Rolling resistance refers to the various forms of resistance against driving force when the car is in motion. Several factors contribute to rolling resistance, including wind drag on the car, acceleration resistance generated by inertia force when speeding up, and resistance on the tires.
Loss of energy due to tire distortion when driving
As a tire flexes when it rotates, friction between molecules causes energy to be converted to heat. This is known as hysteresis loss. Such loss accounts for the majority of all rolling resistance in a tire (approximately 90%). Rolling resistance is lower in radial tires than bias tires, and decreases with low-aspect tires that have high tread rigidity.

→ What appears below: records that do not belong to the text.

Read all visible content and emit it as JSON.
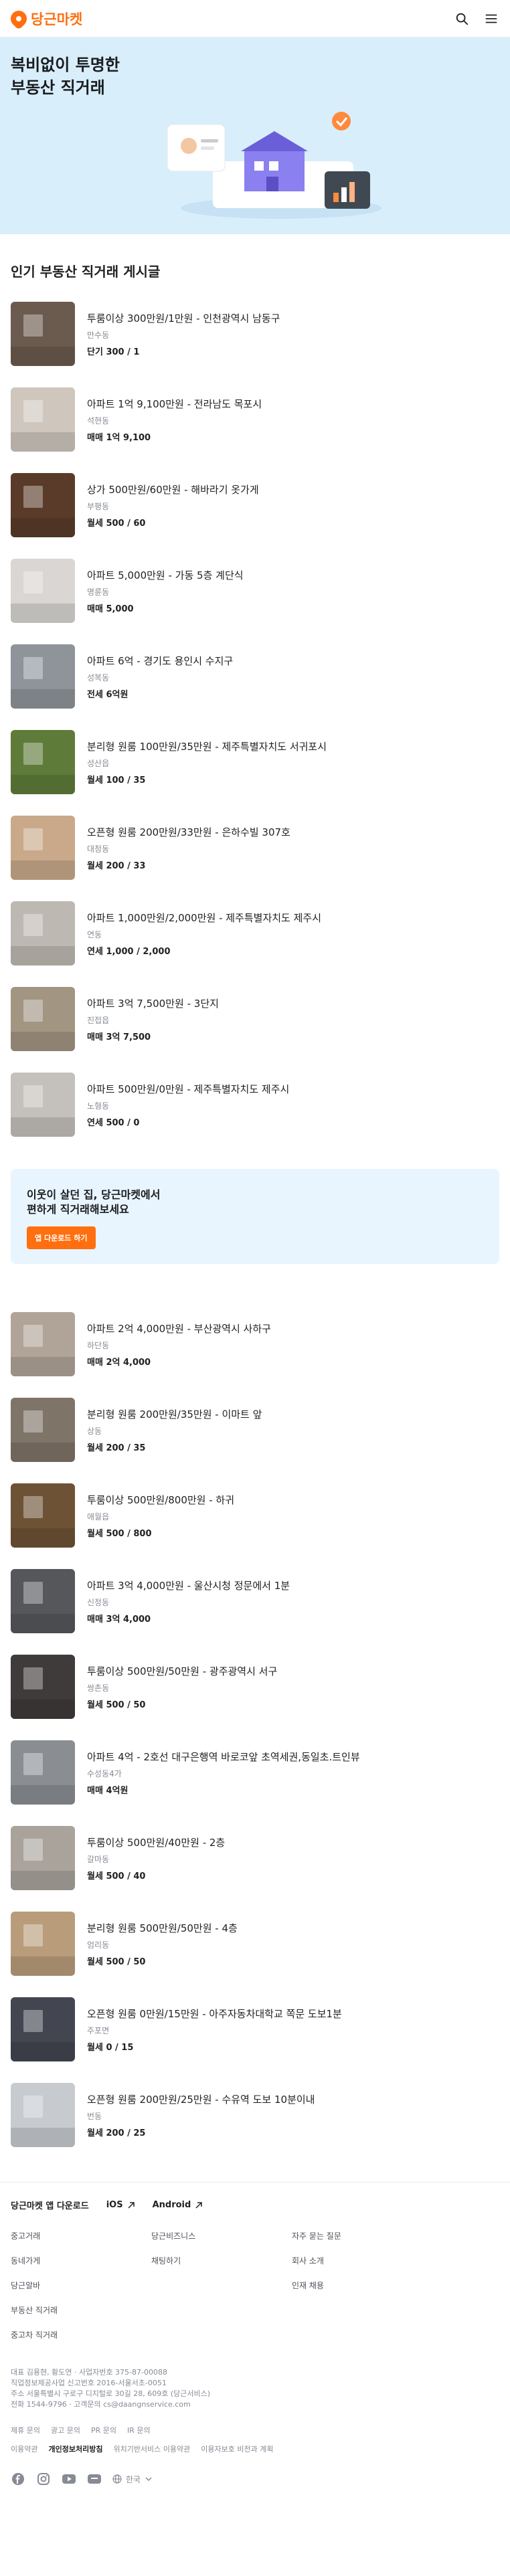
{
  "header": {
    "logo_text": "당근마켓",
    "brand_color": "#ff6f0f",
    "search_icon": "search-icon",
    "menu_icon": "hamburger-menu-icon"
  },
  "hero": {
    "title_line1": "복비없이 투명한",
    "title_line2": "부동산 직거래"
  },
  "section": {
    "title": "인기 부동산 직거래 게시글"
  },
  "listings_a": [
    {
      "title": "투룸이상 300만원/1만원 - 인천광역시 남동구",
      "region": "만수동",
      "price": "단기 300 / 1",
      "color": "#6b5a4e"
    },
    {
      "title": "아파트 1억 9,100만원 - 전라남도 목포시",
      "region": "석현동",
      "price": "매매 1억 9,100",
      "color": "#cfc7bd"
    },
    {
      "title": "상가 500만원/60만원 - 해바라기 옷가게",
      "region": "부평동",
      "price": "월세 500 / 60",
      "color": "#5a3b2a"
    },
    {
      "title": "아파트 5,000만원 - 가동 5층 계단식",
      "region": "명륜동",
      "price": "매매 5,000",
      "color": "#d9d6d3"
    },
    {
      "title": "아파트 6억 - 경기도 용인시 수지구",
      "region": "성복동",
      "price": "전세 6억원",
      "color": "#8f949a"
    },
    {
      "title": "분리형 원룸 100만원/35만원 - 제주특별자치도 서귀포시",
      "region": "성산읍",
      "price": "월세 100 / 35",
      "color": "#5e7b3a"
    },
    {
      "title": "오픈형 원룸 200만원/33만원 - 은하수빌 307호",
      "region": "대청동",
      "price": "월세 200 / 33",
      "color": "#c9a98a"
    },
    {
      "title": "아파트 1,000만원/2,000만원 - 제주특별자치도 제주시",
      "region": "연동",
      "price": "연세 1,000 / 2,000",
      "color": "#bdb9b2"
    },
    {
      "title": "아파트 3억 7,500만원 - 3단지",
      "region": "진접읍",
      "price": "매매 3억 7,500",
      "color": "#a29683"
    },
    {
      "title": "아파트 500만원/0만원 - 제주특별자치도 제주시",
      "region": "노형동",
      "price": "연세 500 / 0",
      "color": "#c4c1bc"
    }
  ],
  "banner": {
    "line1": "이웃이 살던 집, 당근마켓에서",
    "line2": "편하게 직거래해보세요",
    "button": "앱 다운로드 하기"
  },
  "listings_b": [
    {
      "title": "아파트 2억 4,000만원 - 부산광역시 사하구",
      "region": "하단동",
      "price": "매매 2억 4,000",
      "color": "#b0a499"
    },
    {
      "title": "분리형 원룸 200만원/35만원 - 이마트 앞",
      "region": "상동",
      "price": "월세 200 / 35",
      "color": "#7f7468"
    },
    {
      "title": "투룸이상 500만원/800만원 - 하귀",
      "region": "애월읍",
      "price": "월세 500 / 800",
      "color": "#6e5236"
    },
    {
      "title": "아파트 3억 4,000만원 - 울산시청 정문에서 1분",
      "region": "신정동",
      "price": "매매 3억 4,000",
      "color": "#55575b"
    },
    {
      "title": "투룸이상 500만원/50만원 - 광주광역시 서구",
      "region": "쌍촌동",
      "price": "월세 500 / 50",
      "color": "#3e3b3a"
    },
    {
      "title": "아파트 4억 - 2호선 대구은행역 바로코앞 초역세권,동일초.트인뷰",
      "region": "수성동4가",
      "price": "매매 4억원",
      "color": "#8a8e93"
    },
    {
      "title": "투룸이상 500만원/40만원 - 2층",
      "region": "갈마동",
      "price": "월세 500 / 40",
      "color": "#a9a39b"
    },
    {
      "title": "분리형 원룸 500만원/50만원 - 4층",
      "region": "엄리동",
      "price": "월세 500 / 50",
      "color": "#b99d7b"
    },
    {
      "title": "오픈형 원룸 0만원/15만원 - 아주자동차대학교 쪽문 도보1분",
      "region": "주포면",
      "price": "월세 0 / 15",
      "color": "#434650"
    },
    {
      "title": "오픈형 원룸 200만원/25만원 - 수유역 도보 10분이내",
      "region": "번동",
      "price": "월세 200 / 25",
      "color": "#c7cbd0"
    }
  ],
  "footer": {
    "app_download": "당근마켓 앱 다운로드",
    "ios": "iOS",
    "android": "Android",
    "links": [
      "중고거래",
      "당근비즈니스",
      "자주 묻는 질문",
      "동네가게",
      "채팅하기",
      "회사 소개",
      "당근알바",
      "",
      "인재 채용",
      "부동산 직거래",
      "",
      "",
      "중고차 직거래",
      "",
      ""
    ],
    "company_line1": "대표 김용현, 황도연 · 사업자번호 375-87-00088",
    "company_line2": "직업정보제공사업 신고번호 2016-서울서초-0051",
    "company_line3": "주소 서울특별시 구로구 디지털로 30길 28, 609호 (당근서비스)",
    "company_line4": "전화 1544-9796 · 고객문의 cs@daangnservice.com",
    "policy1": [
      "제휴 문의",
      "광고 문의",
      "PR 문의",
      "IR 문의"
    ],
    "policy2_bold": "개인정보처리방침",
    "policy2": [
      "이용약관",
      "위치기반서비스 이용약관",
      "이용자보호 비전과 계획"
    ],
    "language": "한국"
  }
}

When force is applied to rubber (viscoelastic body), energy is converted to heat and then lost as the shape changes. For that reason, it is imperative to keep air pressure at an appropriate level to suppress unnecessary distortion and minimize energy loss.
Loss of energy from friction when tread rubber touches the ground

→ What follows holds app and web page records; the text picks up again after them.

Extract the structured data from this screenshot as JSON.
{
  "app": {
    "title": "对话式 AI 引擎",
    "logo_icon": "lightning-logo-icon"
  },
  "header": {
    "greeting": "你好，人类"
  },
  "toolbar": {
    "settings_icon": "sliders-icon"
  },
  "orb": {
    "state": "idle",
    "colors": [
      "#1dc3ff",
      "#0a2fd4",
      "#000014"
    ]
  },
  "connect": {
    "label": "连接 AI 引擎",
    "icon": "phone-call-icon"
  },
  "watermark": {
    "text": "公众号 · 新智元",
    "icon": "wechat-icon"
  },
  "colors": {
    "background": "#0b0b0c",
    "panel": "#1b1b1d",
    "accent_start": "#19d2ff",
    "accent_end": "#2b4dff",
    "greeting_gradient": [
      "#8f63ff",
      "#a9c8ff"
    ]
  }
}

Although differing by road surface condition, tire type and tread pattern, resistance caused by friction between the tire and the ground accounts for less than 10% of total rolling resistance.
Loss of energy from wind drag as tires rotate
Resistance is extremely minimal at low speeds and can be ignored.